Implementing precision irrigation management tools to improve the sustainability of Christmas tree production in a changing climate

Project Overview

Project Type: Partnership
Funds awarded in 2024: $49,995.00
Projected End Date: 03/30/2026
Grant Recipient: Michigan State University
Region: North Central
State: Michigan
Project Coordinator:
Younsuk Dong
Michigan State University


No commodities identified


No practices identified

Proposal abstract:

During the 2023 growing season, Michigan experienced significant
drought conditions and erratic precipitation. Growers reported
high rates of tree mortality on recently planted trees,
especially under non-irrigated conditions. Young trees often have
small, poorly developed root systems and are the most vulnerable
to drought stress, resulting in tree mortality and poor growth.
Irrigation has been shown to improve survivability and increase
growth of young trees.
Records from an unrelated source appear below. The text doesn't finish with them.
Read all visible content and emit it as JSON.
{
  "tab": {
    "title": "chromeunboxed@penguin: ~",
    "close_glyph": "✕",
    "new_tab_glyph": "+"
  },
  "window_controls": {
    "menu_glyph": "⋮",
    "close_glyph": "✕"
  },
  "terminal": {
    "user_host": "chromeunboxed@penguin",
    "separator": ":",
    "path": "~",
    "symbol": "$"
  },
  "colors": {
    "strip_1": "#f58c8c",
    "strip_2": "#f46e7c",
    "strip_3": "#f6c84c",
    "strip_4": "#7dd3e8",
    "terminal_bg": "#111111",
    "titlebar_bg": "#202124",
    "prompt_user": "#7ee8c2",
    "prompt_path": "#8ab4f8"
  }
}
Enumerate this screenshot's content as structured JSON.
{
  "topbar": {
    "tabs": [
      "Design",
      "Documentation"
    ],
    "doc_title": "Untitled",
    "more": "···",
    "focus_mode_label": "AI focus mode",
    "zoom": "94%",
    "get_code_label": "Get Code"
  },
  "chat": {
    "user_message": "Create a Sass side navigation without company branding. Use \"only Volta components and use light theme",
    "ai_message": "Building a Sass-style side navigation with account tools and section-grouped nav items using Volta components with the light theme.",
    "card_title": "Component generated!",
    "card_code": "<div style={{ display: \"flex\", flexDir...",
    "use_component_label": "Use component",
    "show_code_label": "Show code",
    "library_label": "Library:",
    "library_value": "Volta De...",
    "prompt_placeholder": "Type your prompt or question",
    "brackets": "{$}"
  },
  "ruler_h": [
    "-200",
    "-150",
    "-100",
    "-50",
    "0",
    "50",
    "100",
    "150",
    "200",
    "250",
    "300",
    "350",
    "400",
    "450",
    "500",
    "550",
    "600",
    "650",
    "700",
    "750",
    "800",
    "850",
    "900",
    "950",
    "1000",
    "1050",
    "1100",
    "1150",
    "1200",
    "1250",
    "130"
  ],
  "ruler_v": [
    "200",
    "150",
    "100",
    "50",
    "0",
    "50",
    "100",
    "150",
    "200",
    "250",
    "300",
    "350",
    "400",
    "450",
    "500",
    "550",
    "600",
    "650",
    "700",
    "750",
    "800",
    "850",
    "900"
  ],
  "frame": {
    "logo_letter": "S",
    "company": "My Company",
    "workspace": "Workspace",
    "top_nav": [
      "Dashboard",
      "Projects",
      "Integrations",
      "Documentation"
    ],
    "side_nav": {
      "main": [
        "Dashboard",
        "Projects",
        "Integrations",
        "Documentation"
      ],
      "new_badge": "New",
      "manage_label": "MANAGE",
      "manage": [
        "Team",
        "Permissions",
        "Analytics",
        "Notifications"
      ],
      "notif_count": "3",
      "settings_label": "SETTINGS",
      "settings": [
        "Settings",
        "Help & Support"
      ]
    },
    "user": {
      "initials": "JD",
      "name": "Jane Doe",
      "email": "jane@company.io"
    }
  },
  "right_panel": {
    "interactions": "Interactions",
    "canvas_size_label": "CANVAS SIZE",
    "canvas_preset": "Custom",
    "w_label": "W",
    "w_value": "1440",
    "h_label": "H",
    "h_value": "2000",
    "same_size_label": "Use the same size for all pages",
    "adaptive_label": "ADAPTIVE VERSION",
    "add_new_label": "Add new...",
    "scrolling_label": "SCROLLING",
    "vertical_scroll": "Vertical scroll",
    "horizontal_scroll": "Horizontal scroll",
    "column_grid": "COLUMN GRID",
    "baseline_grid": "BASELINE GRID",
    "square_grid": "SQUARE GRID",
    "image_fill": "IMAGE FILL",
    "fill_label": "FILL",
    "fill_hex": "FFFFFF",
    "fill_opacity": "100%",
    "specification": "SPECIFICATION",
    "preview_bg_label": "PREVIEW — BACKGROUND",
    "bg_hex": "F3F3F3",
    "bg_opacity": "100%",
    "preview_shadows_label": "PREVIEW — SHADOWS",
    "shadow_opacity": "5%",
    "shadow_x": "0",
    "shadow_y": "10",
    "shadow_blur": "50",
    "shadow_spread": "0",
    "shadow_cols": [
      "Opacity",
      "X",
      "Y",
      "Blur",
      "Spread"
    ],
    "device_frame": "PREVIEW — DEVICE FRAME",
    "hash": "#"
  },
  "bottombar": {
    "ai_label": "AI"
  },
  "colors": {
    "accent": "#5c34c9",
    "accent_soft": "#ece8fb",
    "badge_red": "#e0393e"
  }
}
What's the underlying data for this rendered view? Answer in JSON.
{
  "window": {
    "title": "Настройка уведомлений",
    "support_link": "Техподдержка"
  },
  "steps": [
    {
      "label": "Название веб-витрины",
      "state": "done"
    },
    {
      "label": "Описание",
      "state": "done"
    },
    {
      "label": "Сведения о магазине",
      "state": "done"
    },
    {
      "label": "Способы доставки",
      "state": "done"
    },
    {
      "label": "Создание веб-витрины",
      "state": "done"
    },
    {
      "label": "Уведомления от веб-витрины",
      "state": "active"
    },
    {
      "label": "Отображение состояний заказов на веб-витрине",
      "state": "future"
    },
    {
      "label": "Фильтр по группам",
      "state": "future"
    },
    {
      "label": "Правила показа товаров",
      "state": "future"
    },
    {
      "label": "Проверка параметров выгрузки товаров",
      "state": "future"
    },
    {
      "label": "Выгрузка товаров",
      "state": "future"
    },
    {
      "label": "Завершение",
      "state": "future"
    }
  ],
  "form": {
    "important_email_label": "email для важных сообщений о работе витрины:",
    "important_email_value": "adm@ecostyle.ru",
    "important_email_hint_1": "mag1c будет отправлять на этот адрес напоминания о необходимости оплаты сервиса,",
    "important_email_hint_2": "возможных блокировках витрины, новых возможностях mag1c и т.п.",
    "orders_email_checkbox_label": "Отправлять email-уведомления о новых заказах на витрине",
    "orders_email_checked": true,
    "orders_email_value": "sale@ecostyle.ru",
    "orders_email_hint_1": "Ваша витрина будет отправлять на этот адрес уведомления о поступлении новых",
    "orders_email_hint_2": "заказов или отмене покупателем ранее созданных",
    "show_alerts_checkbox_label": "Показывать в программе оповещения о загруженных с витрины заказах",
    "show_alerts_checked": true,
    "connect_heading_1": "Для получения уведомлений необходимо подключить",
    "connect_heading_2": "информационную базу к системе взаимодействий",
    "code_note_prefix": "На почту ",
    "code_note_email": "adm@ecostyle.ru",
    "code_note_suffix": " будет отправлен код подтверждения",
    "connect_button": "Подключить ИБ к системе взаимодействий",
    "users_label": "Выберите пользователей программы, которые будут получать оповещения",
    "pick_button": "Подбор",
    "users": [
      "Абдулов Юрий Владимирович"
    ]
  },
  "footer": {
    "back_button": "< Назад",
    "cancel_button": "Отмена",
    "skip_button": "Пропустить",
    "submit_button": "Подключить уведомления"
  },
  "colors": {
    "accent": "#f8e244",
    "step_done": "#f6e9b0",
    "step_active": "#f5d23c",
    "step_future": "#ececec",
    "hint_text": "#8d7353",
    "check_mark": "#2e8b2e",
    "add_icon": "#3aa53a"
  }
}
However, excess irrigation wastes water
resources, increases nutrient leaching and soil erosion, and
promotes suitable environments for Phytophthora root
rot, a significant pathogen leading to tree mortality. Proper
irrigation management is critical to improve the sustainability
of the Christmas tree industry amongst a changing climate. Often,
growers use personal observations to schedule irrigation events.
A commonly accepted viewpoint is irrigation events of 1 inch per
week are sufficient in the absence of rainfall. However, there is
limited evidence to support this value and determining the actual
amounts of irrigation applied can be difficult. The goal of this
project is to partner with 4 Christmas tree growers to
demonstrate and evaluate the effects of irrigation management
tools, including weather-based irrigation scheduling, soil
moisture monitoring equipment, and automated irrigation control
systems for use in Christmas tree production.

Project objectives from proposal:

Objective 1: Train and familiarize
Christmas tree growers with various irrigation tools such as
weather-based irrigation scheduling, soil moisture sensor
monitoring units, and automated irrigation systems.

Objective 2: Evaluate the effects of
irrigation management tools in newly planted Christmas trees on
survivability, irrigation water use efficiency, and
Phytophthora root rot presence.

Objective 3: Share the results and grower’s
experience of irrigation tools and technology with other
Christmas tree growers through meetings (panel discussion) and

Any opinions, findings, conclusions, or recommendations expressed in this publication are those of the author(s) and do not necessarily reflect the view of the U.S. Department of Agriculture or SARE.